• **TASK**: In the following listing, find the lines containing "that" and report them.

• **TASK MATERIAL**:
((

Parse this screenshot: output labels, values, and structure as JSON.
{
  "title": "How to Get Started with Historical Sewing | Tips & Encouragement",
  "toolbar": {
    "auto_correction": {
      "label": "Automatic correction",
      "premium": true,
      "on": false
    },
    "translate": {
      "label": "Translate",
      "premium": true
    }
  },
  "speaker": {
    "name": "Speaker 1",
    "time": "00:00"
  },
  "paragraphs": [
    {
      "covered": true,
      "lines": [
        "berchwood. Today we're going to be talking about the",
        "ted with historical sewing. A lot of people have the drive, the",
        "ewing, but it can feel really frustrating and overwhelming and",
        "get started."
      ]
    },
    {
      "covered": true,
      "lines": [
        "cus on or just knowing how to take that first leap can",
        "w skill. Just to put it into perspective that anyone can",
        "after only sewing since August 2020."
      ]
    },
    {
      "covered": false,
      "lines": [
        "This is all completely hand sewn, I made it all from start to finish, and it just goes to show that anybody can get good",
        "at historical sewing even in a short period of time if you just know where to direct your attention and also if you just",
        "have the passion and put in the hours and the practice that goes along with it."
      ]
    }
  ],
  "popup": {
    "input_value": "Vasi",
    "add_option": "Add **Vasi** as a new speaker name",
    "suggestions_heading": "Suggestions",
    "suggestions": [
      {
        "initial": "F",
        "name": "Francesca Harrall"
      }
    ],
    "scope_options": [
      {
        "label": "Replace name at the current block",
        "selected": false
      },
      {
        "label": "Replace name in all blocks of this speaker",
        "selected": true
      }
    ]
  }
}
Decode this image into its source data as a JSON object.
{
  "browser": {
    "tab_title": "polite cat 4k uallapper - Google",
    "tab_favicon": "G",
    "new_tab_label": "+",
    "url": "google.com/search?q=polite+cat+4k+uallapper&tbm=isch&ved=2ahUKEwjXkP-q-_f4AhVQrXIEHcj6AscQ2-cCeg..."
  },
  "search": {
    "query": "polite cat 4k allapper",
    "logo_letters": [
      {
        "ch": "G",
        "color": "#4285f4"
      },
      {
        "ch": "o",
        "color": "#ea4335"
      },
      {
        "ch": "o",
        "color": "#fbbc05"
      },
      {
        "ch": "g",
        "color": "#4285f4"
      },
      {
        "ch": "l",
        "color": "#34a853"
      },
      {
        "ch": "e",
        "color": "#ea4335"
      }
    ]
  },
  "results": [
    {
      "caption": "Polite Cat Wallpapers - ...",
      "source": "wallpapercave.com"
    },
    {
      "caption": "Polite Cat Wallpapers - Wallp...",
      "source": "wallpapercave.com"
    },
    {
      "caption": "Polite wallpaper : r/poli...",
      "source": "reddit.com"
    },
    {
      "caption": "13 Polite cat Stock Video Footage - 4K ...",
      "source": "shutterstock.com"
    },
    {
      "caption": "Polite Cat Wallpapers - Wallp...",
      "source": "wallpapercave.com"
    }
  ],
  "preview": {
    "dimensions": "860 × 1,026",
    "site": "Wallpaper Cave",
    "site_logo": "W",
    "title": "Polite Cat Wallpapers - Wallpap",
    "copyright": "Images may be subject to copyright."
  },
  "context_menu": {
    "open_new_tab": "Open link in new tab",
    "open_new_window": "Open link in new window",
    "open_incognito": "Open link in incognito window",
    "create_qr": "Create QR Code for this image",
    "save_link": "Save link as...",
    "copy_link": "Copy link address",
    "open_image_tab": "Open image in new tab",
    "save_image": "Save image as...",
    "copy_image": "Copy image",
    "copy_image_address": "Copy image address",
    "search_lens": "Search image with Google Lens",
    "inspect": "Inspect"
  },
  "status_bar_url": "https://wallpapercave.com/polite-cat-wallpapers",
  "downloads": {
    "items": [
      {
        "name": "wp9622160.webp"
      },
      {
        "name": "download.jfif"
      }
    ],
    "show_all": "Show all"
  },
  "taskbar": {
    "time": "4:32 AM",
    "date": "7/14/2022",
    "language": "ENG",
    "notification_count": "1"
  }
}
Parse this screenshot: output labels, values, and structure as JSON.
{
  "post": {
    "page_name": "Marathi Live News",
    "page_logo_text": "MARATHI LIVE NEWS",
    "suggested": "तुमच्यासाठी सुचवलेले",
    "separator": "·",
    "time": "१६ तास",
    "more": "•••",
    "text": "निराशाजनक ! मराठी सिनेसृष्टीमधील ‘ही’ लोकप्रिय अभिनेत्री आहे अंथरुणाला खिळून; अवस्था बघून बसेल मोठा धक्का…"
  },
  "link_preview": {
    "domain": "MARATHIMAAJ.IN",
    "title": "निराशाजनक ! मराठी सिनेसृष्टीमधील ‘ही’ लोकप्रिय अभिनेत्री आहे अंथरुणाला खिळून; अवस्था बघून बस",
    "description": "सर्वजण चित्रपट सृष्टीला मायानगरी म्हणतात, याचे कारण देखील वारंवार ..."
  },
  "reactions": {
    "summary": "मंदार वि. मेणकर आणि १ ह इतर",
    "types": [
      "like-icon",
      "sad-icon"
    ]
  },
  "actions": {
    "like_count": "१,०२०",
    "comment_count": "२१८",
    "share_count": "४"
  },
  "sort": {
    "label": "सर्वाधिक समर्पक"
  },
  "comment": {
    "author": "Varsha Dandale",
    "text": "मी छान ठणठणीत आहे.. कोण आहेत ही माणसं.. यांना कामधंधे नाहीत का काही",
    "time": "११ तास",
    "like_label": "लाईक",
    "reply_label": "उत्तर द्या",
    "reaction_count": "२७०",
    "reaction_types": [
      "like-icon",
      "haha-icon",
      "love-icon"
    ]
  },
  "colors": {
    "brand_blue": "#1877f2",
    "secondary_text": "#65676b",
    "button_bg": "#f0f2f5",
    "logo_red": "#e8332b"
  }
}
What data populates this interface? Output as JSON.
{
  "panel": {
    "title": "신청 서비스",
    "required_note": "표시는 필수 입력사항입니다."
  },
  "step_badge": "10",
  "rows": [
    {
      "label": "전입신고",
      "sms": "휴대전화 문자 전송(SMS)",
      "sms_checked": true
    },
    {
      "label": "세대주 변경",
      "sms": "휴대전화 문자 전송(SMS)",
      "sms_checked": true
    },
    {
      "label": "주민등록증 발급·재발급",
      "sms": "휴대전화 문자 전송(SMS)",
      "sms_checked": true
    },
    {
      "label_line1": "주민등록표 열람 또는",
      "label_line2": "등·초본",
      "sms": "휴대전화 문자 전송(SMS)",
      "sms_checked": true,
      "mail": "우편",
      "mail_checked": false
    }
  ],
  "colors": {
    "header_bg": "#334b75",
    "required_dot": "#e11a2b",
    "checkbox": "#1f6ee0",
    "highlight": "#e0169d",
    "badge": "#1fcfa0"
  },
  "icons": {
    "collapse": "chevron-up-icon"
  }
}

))

• **EXERCISE SOLUTION**:
        "cus on or just knowing how to take that first leap can",
        "w skill. Just to put it into perspective that anyone can",
        "This is all completely hand sewn, I made it all from start to finish, and it just goes to show that anybody can get good",
        "have the passion and put in the hours and the practice that goes along with it."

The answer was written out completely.